Your objective:
Pictures are to be left out, and the rest of the records reproduced exactly.

Material provided:

☆ ☆ ☆ ☆

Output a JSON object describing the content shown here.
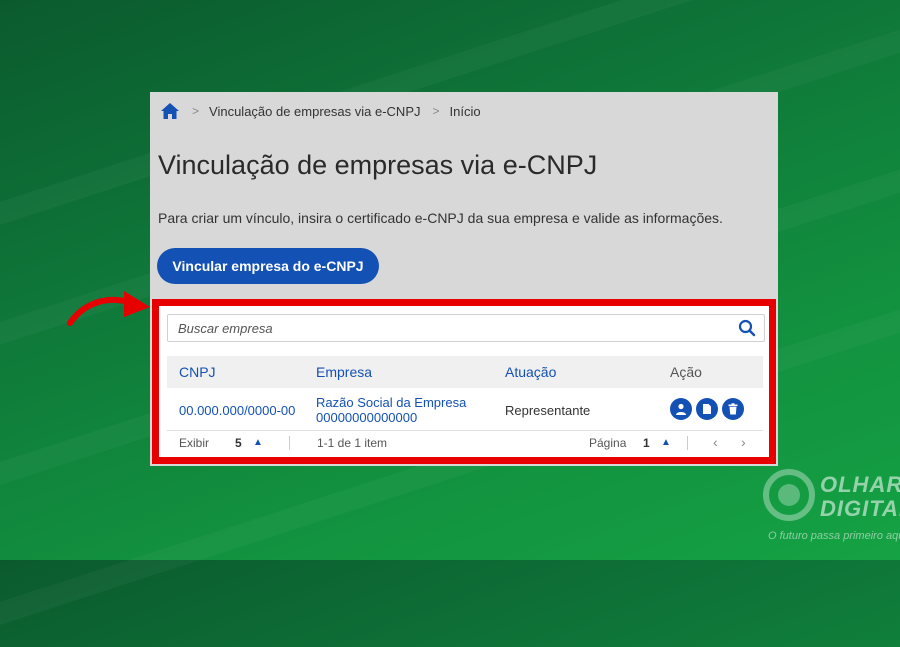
{
  "breadcrumb": {
    "home_icon": "home-icon",
    "items": [
      "Vinculação de empresas via e-CNPJ",
      "Início"
    ],
    "separator": ">"
  },
  "page": {
    "title": "Vinculação de empresas via e-CNPJ",
    "description": "Para criar um vínculo, insira o certificado e-CNPJ da sua empresa e valide as informações.",
    "primary_button": "Vincular empresa do e-CNPJ"
  },
  "search": {
    "placeholder": "Buscar empresa",
    "value": ""
  },
  "table": {
    "headers": [
      "CNPJ",
      "Empresa",
      "Atuação",
      "Ação"
    ],
    "rows": [
      {
        "cnpj": "00.000.000/0000-00",
        "empresa_line1": "Razão Social da Empresa",
        "empresa_line2": "00000000000000",
        "atuacao": "Representante",
        "actions": [
          "user-icon",
          "document-icon",
          "trash-icon"
        ]
      }
    ]
  },
  "pagination": {
    "show_label": "Exibir",
    "show_value": "5",
    "range_text": "1-1 de 1 item",
    "page_label": "Página",
    "page_value": "1"
  },
  "watermark": {
    "brand_line1": "OLHAR",
    "brand_line2": "DIGITAL",
    "tagline": "O futuro passa primeiro aqui"
  },
  "colors": {
    "primary": "#1351b4",
    "highlight_border": "#e60000",
    "arrow": "#e60000",
    "background_green": "#12913f"
  }
}
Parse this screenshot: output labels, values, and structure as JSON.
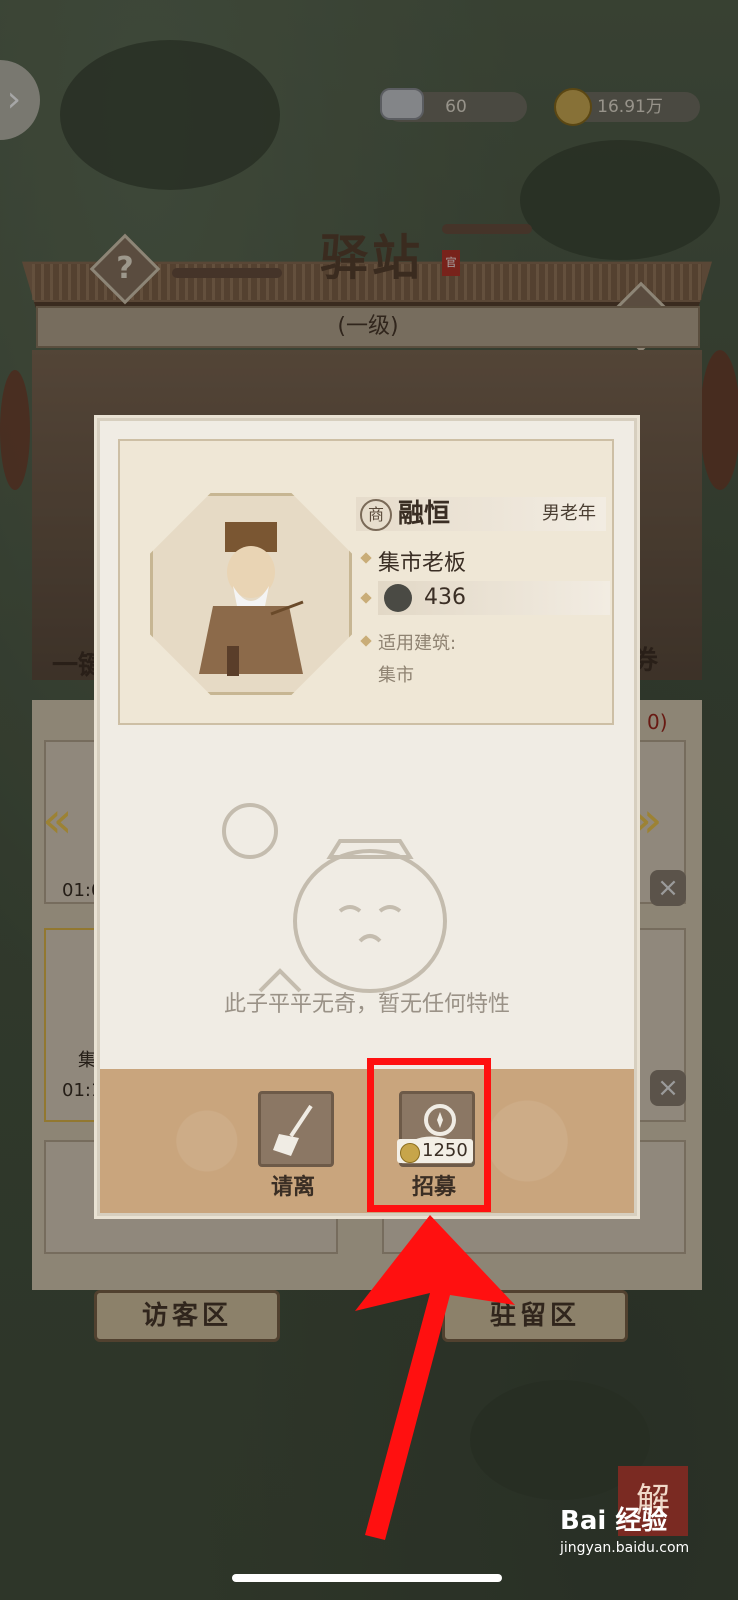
{
  "resources": {
    "silver_value": "60",
    "copper_value": "16.91万"
  },
  "station": {
    "title": "驿站",
    "level": "(一级)",
    "stamp": "官"
  },
  "background_list": {
    "left_edge_char": "一键",
    "right_edge_char": "券",
    "row_labels": [
      "01:0",
      "01:1",
      "集市"
    ],
    "count_suffix": "0)"
  },
  "tabs": {
    "visitor_area": "访客区",
    "stay_area": "驻留区"
  },
  "character": {
    "name_icon_char": "商",
    "name": "融恒",
    "gender_age": "男老年",
    "occupation": "集市老板",
    "stat_value": "436",
    "building_label": "适用建筑:",
    "building_value": "集市",
    "trait_text": "此子平平无奇，暂无任何特性"
  },
  "actions": {
    "dismiss_label": "请离",
    "recruit_label": "招募",
    "recruit_cost": "1250"
  },
  "watermark": {
    "brand": "Bai 经验",
    "url": "jingyan.baidu.com",
    "stamp_char": "解"
  },
  "colors": {
    "highlight": "#ff1010",
    "accent_gold": "#f0c850",
    "panel_bg": "#f0ece4"
  }
}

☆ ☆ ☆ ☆

Written solution:
Output a JSON object describing the content shown here.
{
  "breadcrumb": {
    "home_icon": "home-icon",
    "items": [
      "Vinculação de empresas via e-CNPJ",
      "Início"
    ],
    "separator": ">"
  },
  "page": {
    "title": "Vinculação de empresas via e-CNPJ",
    "description": "Para criar um vínculo, insira o certificado e-CNPJ da sua empresa e valide as informações.",
    "primary_button": "Vincular empresa do e-CNPJ"
  },
  "search": {
    "placeholder": "Buscar empresa",
    "value": ""
  },
  "table": {
    "headers": [
      "CNPJ",
      "Empresa",
      "Atuação",
      "Ação"
    ],
    "rows": [
      {
        "cnpj": "00.000.000/0000-00",
        "empresa_line1": "Razão Social da Empresa",
        "empresa_line2": "00000000000000",
        "atuacao": "Representante",
        "actions": [
          "user-icon",
          "document-icon",
          "trash-icon"
        ]
      }
    ]
  },
  "pagination": {
    "show_label": "Exibir",
    "show_value": "5",
    "range_text": "1-1 de 1 item",
    "page_label": "Página",
    "page_value": "1"
  },
  "watermark": {
    "brand_line1": "OLHAR",
    "brand_line2": "DIGITAL",
    "tagline": "O futuro passa primeiro aqui"
  },
  "colors": {
    "primary": "#1351b4",
    "highlight_border": "#e60000",
    "arrow": "#e60000",
    "background_green": "#12913f"
  }
}
Parse this screenshot: output labels, values, and structure as JSON.
{
  "resources": {
    "silver_value": "60",
    "copper_value": "16.91万"
  },
  "station": {
    "title": "驿站",
    "level": "(一级)",
    "stamp": "官"
  },
  "background_list": {
    "left_edge_char": "一键",
    "right_edge_char": "券",
    "row_labels": [
      "01:0",
      "01:1",
      "集市"
    ],
    "count_suffix": "0)"
  },
  "tabs": {
    "visitor_area": "访客区",
    "stay_area": "驻留区"
  },
  "character": {
    "name_icon_char": "商",
    "name": "融恒",
    "gender_age": "男老年",
    "occupation": "集市老板",
    "stat_value": "436",
    "building_label": "适用建筑:",
    "building_value": "集市",
    "trait_text": "此子平平无奇，暂无任何特性"
  },
  "actions": {
    "dismiss_label": "请离",
    "recruit_label": "招募",
    "recruit_cost": "1250"
  },
  "watermark": {
    "brand": "Bai 经验",
    "url": "jingyan.baidu.com",
    "stamp_char": "解"
  },
  "colors": {
    "highlight": "#ff1010",
    "accent_gold": "#f0c850",
    "panel_bg": "#f0ece4"
  }
}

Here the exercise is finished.